Treasure hunting in the 21st Century - Geocaching: treasure hunting for grownups
They're everywhere: under a log, in a tree, even in a mannequin's leg. Sometimes a small trinket awaits the finder of the hidden film canisters and other makeshift treasure holders. But most of the high-tech hunters are in it just for the thrill. The game, a new but growing hobby, is geocaching: "geo" meaning earth and "cache" meaning a hidden storage space. Hunters figure out clues and/or use hand-held global positioning system (GPS) devices to guide them to the treasure. "We're using billion-dollar government satellites to hunt for Tupperware," joked Bill Nissen. Hunters and hiders use a Web site,, to post and find caches.

20th Anniversary Treasure Hunt by the Southeast Washington Association of Treasure Hunters   (Article no longer available from the original source)
10-year-old Quinton Markel dropped to his knees when his metal detector buzzed, fingering through the grass and bagging his prize: a quarter. He was among 80 treasure hunters spending the weekend scouring the landscape at Horn Rapids Campground at the Southeast Washington Association of Treasure Hunters' 20th Anniversary Treasure Hunt. The hunters, equipped with metal detectors, comb sectioned-off areas to find the bounty hidden by event organizers. For treasure hunters like Steve Tucker, the aim is to at least have the weekend pay for itself and have a little fun.

150 years after the first 49ers stormed California, a new gold rush is sweeping across the U.S.
Raising gold prices, a recession and deep-rooted American optimism have mixed to prompt thousands to head into the hills. With the discovery of gold there in 1848, the California Gold Rush brought 300,000 people into the state, transforming the backwater into the personification of the American Dream. Fewer in number, "new 49ers" may have swapped picks and wagons for suction dredges and mobile homes but many are just as confident they will strike it rich. "What upsets me are the ones who are quitting their jobs to come out here with their families, spending thousands of dollars on equipment," said Mike LaBox, a prospector for 50 years.

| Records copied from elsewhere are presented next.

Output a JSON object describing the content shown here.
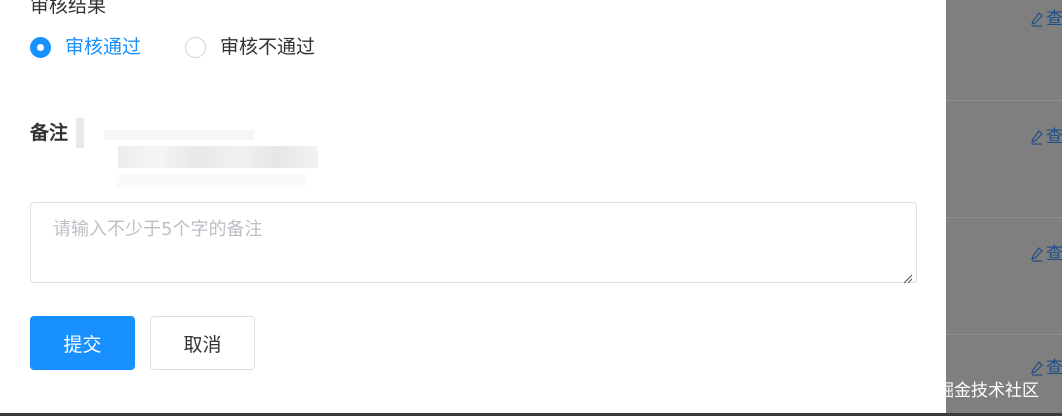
{
  "review": {
    "section_title": "审核结果",
    "options": [
      {
        "label": "审核通过",
        "selected": true
      },
      {
        "label": "审核不通过",
        "selected": false
      }
    ]
  },
  "remark": {
    "label": "备注",
    "placeholder": "请输入不少于5个字的备注",
    "value": ""
  },
  "buttons": {
    "submit": "提交",
    "cancel": "取消"
  },
  "background_table": {
    "rows": [
      {
        "action_label": "查"
      },
      {
        "action_label": "查"
      },
      {
        "action_label": "查"
      },
      {
        "action_label": "查"
      }
    ]
  },
  "watermark": "@稀土掘金技术社区",
  "colors": {
    "primary": "#1890ff",
    "text": "#333333",
    "placeholder": "#bcbfc6",
    "overlay": "#7f7f7f",
    "link": "#1f4f86"
  },
  "icons": {
    "row_action": "edit-icon",
    "textarea_corner": "resize-handle-icon"
  }
}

Welcome to the World of Metal Detecting
Like most obscure hobbies, metal detecting has inspired fanaticism among its disciples; more than a few loyalists ask to be buried with their detectors. But in recent years metal detecting has reached a wider audience. Newcomers are also attracted to the increasing sophistication and falling prices of the metal detectors. While high-end models cost $1,200 or more, $250 now buys a lightweight detector that tells you what's underfoot (dime, nickel, gold nugget) and how deep to dig. Many detectorists are amateur historians who spend months haunting libraries and old maps to sniff out good sites.